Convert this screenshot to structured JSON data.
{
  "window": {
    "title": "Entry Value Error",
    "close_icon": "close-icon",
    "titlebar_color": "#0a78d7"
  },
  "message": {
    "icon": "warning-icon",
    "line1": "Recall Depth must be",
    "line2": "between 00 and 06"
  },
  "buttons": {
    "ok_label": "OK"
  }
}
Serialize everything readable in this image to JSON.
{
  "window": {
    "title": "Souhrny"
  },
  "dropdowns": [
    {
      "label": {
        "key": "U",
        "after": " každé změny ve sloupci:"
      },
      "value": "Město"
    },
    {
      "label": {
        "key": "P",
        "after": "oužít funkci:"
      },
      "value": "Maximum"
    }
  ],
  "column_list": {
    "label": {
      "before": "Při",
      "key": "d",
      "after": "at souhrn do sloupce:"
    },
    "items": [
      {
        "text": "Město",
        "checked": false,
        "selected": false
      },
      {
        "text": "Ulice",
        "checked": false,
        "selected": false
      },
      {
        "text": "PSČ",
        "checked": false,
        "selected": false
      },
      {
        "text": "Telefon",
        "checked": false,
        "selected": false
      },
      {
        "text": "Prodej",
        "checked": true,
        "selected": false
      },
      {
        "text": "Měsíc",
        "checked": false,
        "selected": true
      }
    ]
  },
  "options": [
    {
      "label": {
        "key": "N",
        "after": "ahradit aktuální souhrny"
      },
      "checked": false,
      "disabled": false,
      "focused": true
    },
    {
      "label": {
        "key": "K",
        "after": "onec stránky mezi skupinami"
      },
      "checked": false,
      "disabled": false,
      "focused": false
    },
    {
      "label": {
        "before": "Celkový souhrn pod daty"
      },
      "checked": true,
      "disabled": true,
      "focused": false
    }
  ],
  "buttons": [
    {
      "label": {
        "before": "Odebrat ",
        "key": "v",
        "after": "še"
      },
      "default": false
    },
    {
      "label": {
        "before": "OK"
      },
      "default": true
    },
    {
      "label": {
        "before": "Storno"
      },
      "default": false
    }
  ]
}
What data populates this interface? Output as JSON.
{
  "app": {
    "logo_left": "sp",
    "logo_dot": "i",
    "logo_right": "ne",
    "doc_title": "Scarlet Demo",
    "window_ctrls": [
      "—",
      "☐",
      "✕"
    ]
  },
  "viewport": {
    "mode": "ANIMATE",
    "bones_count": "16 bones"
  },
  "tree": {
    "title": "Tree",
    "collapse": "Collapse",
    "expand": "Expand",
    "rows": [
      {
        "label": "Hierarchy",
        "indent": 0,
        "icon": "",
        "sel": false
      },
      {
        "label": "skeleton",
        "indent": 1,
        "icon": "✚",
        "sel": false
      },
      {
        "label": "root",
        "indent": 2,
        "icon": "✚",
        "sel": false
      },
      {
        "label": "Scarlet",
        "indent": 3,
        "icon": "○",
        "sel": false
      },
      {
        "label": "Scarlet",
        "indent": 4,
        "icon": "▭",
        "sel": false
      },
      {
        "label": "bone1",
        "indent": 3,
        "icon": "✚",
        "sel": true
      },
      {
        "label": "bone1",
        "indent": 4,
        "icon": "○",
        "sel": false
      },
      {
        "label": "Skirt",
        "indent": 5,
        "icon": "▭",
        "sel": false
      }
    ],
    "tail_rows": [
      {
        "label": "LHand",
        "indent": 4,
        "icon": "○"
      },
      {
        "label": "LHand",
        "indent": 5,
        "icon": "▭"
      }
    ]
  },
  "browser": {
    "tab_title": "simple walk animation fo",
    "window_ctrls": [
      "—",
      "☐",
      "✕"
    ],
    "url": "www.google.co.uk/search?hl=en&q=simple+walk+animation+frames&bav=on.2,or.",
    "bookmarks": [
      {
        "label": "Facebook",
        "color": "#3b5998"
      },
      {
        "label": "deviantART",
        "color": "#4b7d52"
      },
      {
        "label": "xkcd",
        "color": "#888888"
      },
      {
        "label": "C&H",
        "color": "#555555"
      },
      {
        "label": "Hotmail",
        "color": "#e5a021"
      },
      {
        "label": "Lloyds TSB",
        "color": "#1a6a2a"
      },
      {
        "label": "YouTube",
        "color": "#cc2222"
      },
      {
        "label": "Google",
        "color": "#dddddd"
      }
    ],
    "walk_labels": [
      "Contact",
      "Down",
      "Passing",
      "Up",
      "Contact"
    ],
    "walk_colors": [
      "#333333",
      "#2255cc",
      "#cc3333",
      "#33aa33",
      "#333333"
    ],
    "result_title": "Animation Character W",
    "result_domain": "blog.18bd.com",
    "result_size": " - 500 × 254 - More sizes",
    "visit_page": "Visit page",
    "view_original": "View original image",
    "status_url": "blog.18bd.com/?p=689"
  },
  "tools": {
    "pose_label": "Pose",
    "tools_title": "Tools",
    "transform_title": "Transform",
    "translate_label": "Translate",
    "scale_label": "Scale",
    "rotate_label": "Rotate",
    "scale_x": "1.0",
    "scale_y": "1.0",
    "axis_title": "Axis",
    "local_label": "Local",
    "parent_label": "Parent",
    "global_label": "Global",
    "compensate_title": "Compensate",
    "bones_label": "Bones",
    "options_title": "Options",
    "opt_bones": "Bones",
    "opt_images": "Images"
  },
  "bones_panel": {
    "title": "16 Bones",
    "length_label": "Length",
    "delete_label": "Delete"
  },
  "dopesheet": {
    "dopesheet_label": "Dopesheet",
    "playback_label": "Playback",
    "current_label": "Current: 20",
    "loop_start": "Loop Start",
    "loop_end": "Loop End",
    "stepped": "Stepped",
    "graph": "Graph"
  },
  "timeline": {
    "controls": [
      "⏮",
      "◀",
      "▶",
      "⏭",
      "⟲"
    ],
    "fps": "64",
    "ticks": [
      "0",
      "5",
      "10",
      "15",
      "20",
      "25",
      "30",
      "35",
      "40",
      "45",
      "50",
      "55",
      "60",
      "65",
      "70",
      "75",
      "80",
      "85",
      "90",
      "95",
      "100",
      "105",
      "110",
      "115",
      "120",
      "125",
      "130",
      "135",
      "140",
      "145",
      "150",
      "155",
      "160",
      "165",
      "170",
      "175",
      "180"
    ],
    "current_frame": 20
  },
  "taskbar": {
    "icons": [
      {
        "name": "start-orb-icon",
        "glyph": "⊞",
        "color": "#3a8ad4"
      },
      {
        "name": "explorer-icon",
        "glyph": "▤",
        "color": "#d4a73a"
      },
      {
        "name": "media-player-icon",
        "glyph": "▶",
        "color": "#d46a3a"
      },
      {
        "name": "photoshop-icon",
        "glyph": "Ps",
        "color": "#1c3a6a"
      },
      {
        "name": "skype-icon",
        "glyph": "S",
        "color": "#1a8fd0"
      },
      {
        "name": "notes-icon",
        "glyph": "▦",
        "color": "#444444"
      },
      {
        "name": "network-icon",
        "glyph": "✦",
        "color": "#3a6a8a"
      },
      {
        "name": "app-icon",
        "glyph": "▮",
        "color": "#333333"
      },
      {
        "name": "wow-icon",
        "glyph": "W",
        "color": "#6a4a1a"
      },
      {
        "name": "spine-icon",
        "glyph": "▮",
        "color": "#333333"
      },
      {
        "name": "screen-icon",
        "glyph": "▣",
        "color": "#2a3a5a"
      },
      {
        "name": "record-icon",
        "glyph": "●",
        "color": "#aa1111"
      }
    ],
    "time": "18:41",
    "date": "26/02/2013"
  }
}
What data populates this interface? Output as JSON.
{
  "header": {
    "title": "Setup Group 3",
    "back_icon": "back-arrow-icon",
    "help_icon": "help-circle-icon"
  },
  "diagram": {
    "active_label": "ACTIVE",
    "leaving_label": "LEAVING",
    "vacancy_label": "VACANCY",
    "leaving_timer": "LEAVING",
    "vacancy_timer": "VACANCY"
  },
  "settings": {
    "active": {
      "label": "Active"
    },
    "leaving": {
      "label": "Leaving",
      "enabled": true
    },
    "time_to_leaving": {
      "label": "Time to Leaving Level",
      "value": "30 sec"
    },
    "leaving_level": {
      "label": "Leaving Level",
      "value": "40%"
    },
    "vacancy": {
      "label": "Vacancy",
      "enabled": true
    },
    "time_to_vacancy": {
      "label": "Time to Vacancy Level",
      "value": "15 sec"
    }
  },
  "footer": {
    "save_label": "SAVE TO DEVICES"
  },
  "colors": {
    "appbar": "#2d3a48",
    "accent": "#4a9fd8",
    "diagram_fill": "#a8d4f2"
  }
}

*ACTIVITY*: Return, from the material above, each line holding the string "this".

*RESULT*:
Convert this screenshot to structured JSON data.
Serialize everything readable in this image to JSON.
What data populates this interface? Output as JSON.
What data populates this interface? Output as JSON.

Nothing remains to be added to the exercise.